I often wonder what difference I make, whether it be on the internet (although I'm building a nice base of viewers on YouTube!) or as a minister. But it seems to me that, after this weekend, my involvement with Irish dancing has a great deal of potential. To be sure, I don't spend much time directly with the kids...I just sit and play music for them and, sadly, most of them don't think I'm a human! To them, I'm a balding juke box who plays the accordion. That's fine - they're kids! But with the sheer volume of Irish dancers in America, I realize that the potential to make a difference in their lives is not only through playing, but also spending time with their teachers. Perhaps my friendship with teachers and adjudicators will help them along in their own spiritual journies and, in a quasi-trickle down effect, somehow reach the students with whom they spend so much time.
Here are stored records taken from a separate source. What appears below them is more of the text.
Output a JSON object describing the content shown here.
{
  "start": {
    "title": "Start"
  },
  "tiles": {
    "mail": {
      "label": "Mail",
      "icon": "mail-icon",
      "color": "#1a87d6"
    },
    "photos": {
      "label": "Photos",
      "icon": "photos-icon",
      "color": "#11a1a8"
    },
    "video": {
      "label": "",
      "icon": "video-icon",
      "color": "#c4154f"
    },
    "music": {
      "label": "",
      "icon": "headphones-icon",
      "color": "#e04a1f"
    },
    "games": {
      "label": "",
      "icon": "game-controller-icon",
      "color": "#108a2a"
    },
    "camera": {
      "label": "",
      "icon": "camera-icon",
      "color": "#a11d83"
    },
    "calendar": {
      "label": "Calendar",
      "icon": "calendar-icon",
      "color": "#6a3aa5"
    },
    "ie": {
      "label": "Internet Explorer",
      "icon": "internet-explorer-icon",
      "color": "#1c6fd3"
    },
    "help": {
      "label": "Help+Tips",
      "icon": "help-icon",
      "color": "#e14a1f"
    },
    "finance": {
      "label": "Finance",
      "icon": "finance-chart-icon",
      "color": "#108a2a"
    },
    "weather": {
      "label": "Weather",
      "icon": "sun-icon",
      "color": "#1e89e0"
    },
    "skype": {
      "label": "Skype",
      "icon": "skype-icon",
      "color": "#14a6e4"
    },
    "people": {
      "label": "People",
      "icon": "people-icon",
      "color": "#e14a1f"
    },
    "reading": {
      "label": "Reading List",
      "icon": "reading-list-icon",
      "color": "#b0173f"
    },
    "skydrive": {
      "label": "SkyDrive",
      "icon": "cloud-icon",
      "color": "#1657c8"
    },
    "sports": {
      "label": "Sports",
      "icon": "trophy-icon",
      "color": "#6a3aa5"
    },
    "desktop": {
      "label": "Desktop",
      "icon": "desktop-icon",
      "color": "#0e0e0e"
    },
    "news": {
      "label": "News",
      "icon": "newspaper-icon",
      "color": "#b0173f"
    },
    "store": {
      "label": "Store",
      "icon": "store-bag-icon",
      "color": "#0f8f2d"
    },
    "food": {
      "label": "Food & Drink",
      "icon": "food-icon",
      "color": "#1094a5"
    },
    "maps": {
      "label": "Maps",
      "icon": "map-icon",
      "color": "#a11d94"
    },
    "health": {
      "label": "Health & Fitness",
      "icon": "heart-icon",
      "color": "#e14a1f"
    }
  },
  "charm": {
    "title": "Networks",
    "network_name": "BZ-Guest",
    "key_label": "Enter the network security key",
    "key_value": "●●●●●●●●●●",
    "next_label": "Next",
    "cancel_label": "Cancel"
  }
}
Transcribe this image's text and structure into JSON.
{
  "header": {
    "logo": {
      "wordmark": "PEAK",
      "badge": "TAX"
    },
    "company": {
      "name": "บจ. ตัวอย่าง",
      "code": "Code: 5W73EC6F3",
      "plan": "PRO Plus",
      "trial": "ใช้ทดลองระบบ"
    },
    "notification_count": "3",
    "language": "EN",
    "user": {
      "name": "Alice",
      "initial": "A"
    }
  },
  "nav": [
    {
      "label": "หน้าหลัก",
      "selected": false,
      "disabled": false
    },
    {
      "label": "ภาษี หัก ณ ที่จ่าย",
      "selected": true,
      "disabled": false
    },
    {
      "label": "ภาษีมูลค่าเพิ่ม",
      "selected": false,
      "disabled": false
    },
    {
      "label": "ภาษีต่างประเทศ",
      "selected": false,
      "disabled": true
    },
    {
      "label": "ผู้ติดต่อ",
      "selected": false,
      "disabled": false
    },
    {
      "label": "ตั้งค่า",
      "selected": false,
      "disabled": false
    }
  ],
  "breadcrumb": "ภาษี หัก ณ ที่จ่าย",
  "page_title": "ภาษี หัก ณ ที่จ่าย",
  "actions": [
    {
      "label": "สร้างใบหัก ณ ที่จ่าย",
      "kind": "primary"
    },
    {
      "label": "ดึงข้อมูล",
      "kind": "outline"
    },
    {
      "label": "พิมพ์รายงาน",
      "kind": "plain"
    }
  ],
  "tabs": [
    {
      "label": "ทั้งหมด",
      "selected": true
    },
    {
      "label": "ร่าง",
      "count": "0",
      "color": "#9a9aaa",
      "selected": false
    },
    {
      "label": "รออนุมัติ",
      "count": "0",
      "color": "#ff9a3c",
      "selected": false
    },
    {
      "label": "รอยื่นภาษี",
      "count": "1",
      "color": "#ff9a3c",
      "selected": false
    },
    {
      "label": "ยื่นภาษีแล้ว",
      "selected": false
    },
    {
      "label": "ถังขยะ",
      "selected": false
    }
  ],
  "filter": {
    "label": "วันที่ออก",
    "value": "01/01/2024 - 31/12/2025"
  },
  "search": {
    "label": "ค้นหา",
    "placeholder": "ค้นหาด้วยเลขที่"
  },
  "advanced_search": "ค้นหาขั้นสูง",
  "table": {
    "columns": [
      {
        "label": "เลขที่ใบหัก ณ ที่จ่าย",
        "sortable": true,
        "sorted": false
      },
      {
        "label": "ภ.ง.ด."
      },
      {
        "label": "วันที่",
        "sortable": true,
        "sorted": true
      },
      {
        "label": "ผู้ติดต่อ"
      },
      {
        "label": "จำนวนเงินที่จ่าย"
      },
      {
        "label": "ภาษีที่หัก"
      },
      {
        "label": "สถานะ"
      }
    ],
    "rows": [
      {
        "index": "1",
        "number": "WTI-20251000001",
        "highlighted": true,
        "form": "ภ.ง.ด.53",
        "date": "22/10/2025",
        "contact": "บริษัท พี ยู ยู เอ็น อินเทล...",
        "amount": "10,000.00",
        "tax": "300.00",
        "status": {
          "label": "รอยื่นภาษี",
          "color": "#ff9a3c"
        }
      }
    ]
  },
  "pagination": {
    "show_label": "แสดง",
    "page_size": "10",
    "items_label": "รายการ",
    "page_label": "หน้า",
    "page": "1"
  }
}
Monday, October 09, 2006

Surviving Another Feis Weekend

As I face a whole day off of school, I want quickly to update my site, for I have much work to do today!

The feiseanna went pretty well this weekend. To be sure, there were a number of points where my joints were popping and my muscles were aching, but I'm glad to say that I think I played pretty well. I used to have so much more endurance for such long days! The playing aside, it was awesome to spend time with a great group of adjudicators who were a lot of fun to hang out with.

When I was at JCU for graduate school, I think I flourished in large part because I was so busy. I never had weekends to work, so I was forced to do as much work as possible during the week. While I thought that I would enjoy a more leisurely pace of study, I find that I miss the activity of my former life and that playing this weekend was very helpful in reminding me that I do work well under pressure.

Check YouTube later today and this week as I make an effort to put a bunch of Jesuit videos online. I'll also try to record a few more tunes and get them posted, too.

Sunday, October 01, 2006

The Week to Come

Ahead is one of those weeks which remind me of my pre-Jesuit life. I have class tomorrow and on Tuesday morning and then, Tuesday afternoon, Drew and I are flying to Cleveland. Father General Peter Hans-Kolvenbach, SJ will be visiting the Detroit Province and we will be going to meet with him. This is very exciting and I am really looking forward to meeting Father General. If I get a picture with him, you can be sure that it will appear here soon after! We return late Thursday night and I have two classes on Friday...and then I fly out with Kerry Oster to go to Pittsburgh for the feis...and then I come back on Sunday night. I love being busy!

A quick request for prayers. My mother had to have her appendix removed today - apparently it was something of an emergency. I found at, as it is the custom to pass information to me in odd ways - via a text message whilst I was grocery shopping. My mom has been having several health issues and I'm sure your prayers (and mine!) would mean a lot to her.

For those who are interested, I have put a few more videos up on YouTube. I'll not post them all here, but you can follow the link on the right if you want to check them out. I will also take requests should someone have a tune they'd like to have recorded!

Flute playing priest finds YouTube fame